Seeing how Indianapolis have brought together a wealth of stakeholders to rejuvenate, engage, and reinforce their urban environment, other cities are looking to the ICT for inspiration.
“Go Big and Go Bold” – Advice from a CityChanger
At conception, there were no examples Indianapolis could point to and say, “That’s what we want to do!”
If the city wanted to make a go of this idea, they had to test the water.
Looking back, Kären realises there were many elements to pulling this off: visionary funders, a supportive public, a need for change, and a city administration willing to try it out. Developing the infrastructure in segments – and seeing it work – built the trust needed to go big.
“It was something different, and a huge, bold idea. I think that the cultural trail in Indianapolis showed what was possible.”
Now it acts as the point of reference for cities the world over, which Indianapolis never had.
Kären speaks with enthusiasm for how she regularly hosts delegations wanting to mimic the design. They come to “study the cultural trail, learn what it is, how it was built, how it’s managed in a sustainable way with a non-profit organisation” and how the partnerships work.
If it can be done in Indianapolis, she believes, it can be done anywhere.
“Everyone, every city, every community, no matter what size, can build their version of the Indianapolis Cultural Trail. And it’s game changing.”
But, our CityChanger reiterates, incorporating bioswales into city planning and infrastructure design alone is not enough. A lesson learnt from the ICT is that bioswale maintenance must be included in long-term city plans.
“You’re gonna get all kinds of debris in them, all kinds of city runoff. And so how are you planning for that long-term care so that they continue to function and can be examples for others in the future?”
It’s all very well hoping for an army of volunteers to help out, but a city serious about managing excess urban water should allocate a sensible budget and expertise base.
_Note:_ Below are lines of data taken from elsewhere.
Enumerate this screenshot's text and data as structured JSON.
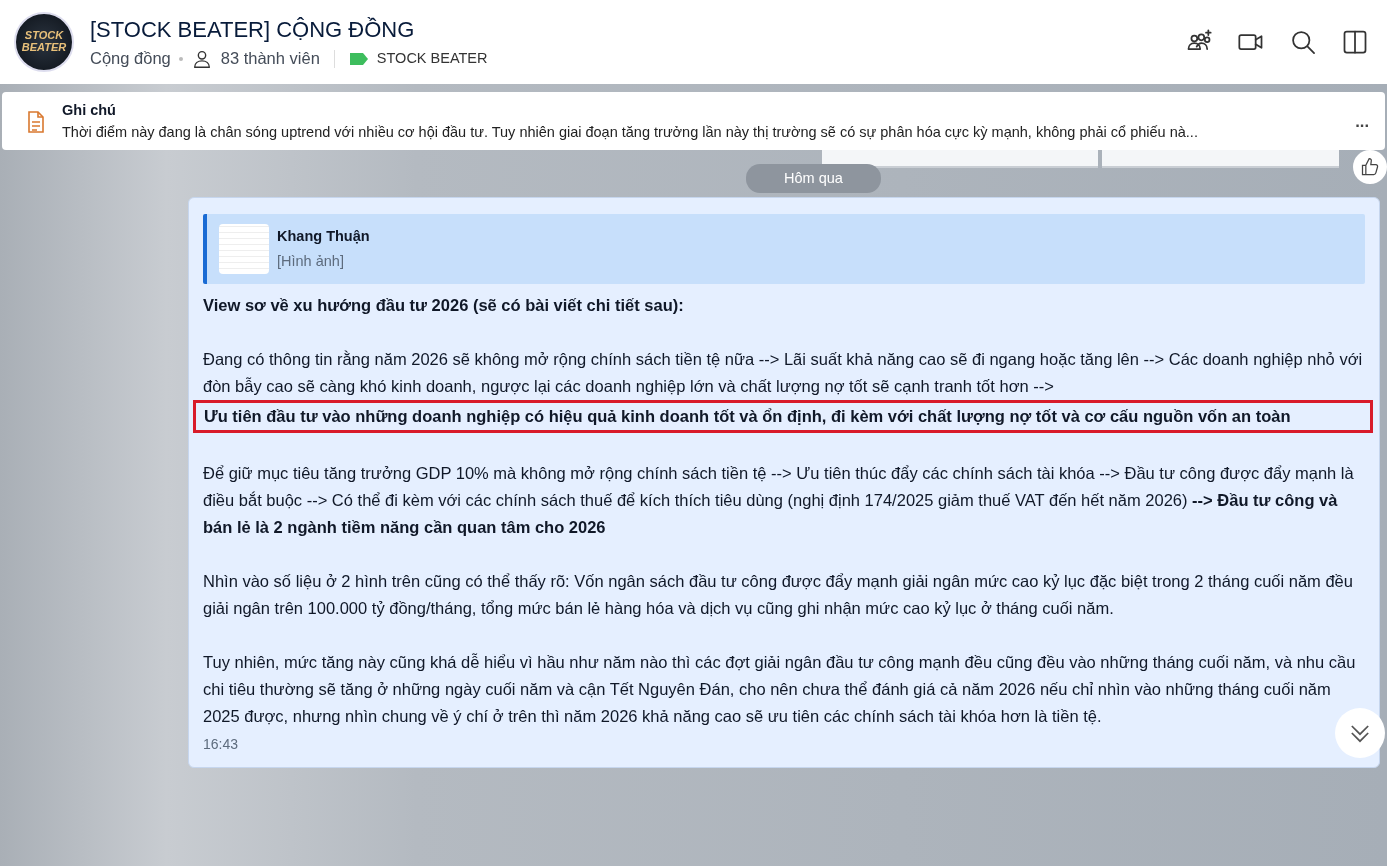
{
  "header": {
    "avatar_text": "STOCK BEATER",
    "title": "[STOCK BEATER] CỘNG ĐỒNG",
    "type": "Cộng đồng",
    "members": "83 thành viên",
    "tag": {
      "label": "STOCK BEATER",
      "color": "#3dbd5d"
    }
  },
  "note": {
    "title": "Ghi chú",
    "text": "Thời điểm này đang là chân sóng uptrend với nhiều cơ hội đầu tư. Tuy nhiên giai đoạn tăng trưởng lần này thị trường sẽ có sự phân hóa cực kỳ mạnh, không phải cổ phiếu nà...",
    "menu": "..."
  },
  "date_divider": "Hôm qua",
  "message": {
    "quote": {
      "author": "Khang Thuận",
      "content": "[Hình ảnh]"
    },
    "paragraphs": [
      {
        "kind": "bold",
        "text": "View sơ về xu hướng đầu tư 2026 (sẽ có bài viết chi tiết sau):"
      },
      {
        "kind": "plain",
        "text": "Đang có thông tin rằng năm 2026 sẽ không mở rộng chính sách tiền tệ nữa  --> Lãi suất khả năng cao sẽ đi ngang hoặc tăng lên --> Các doanh nghiệp nhỏ với đòn bẫy cao sẽ càng khó kinh doanh, ngược lại các doanh nghiệp lớn và chất lượng nợ tốt sẽ cạnh tranh tốt hơn -->"
      },
      {
        "kind": "boxed",
        "text": "Ưu tiên đầu tư vào những doanh nghiệp có hiệu quả kinh doanh tốt và ổn định, đi kèm với chất lượng nợ tốt và cơ cấu nguồn vốn an toàn"
      },
      {
        "kind": "plain",
        "text": "Để giữ mục tiêu tăng trưởng GDP 10% mà không mở rộng chính sách tiền tệ --> Ưu tiên thúc đẩy các chính sách tài khóa --> Đầu tư công được đẩy mạnh là điều bắt buộc --> Có thể đi kèm với các chính sách thuế để kích thích tiêu dùng (nghị định 174/2025 giảm thuế VAT đến hết năm 2026) **--> Đầu tư công và bán lẻ là 2 ngành tiềm năng cần quan tâm cho 2026**"
      },
      {
        "kind": "plain",
        "text": "Nhìn vào số liệu ở 2 hình trên cũng có thể thấy rõ: Vốn ngân sách đầu tư công được đẩy mạnh giải ngân mức cao kỷ lục đặc biệt trong 2 tháng cuối năm đều giải ngân trên 100.000 tỷ đồng/tháng, tổng mức bán lẻ hàng hóa và dịch vụ cũng ghi nhận mức cao kỷ lục ở tháng cuối năm."
      },
      {
        "kind": "plain",
        "text": "Tuy nhiên, mức tăng này cũng khá dễ hiểu vì hầu như năm nào thì các đợt giải ngân đầu tư công mạnh đều cũng đều vào những tháng cuối năm, và nhu cầu chi tiêu thường sẽ tăng ở những ngày cuối năm và cận Tết Nguyên Đán, cho nên chưa thể đánh giá cả năm 2026 nếu chỉ nhìn vào những tháng cuối năm 2025 được, nhưng nhìn chung về ý chí ở trên thì năm 2026 khả năng cao sẽ ưu tiên các chính sách tài khóa hơn là tiền tệ."
      }
    ],
    "time": "16:43"
  }
}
“It’s expensive,” Kären admits, but so is clearing up after a flood – or sending polluted water to treatment plants. “You get what you pay for.” What a city must ask itself is, isn’t a clean, green, functioning, happy, future-proofed city worth the investment? Indianapolis thinks so.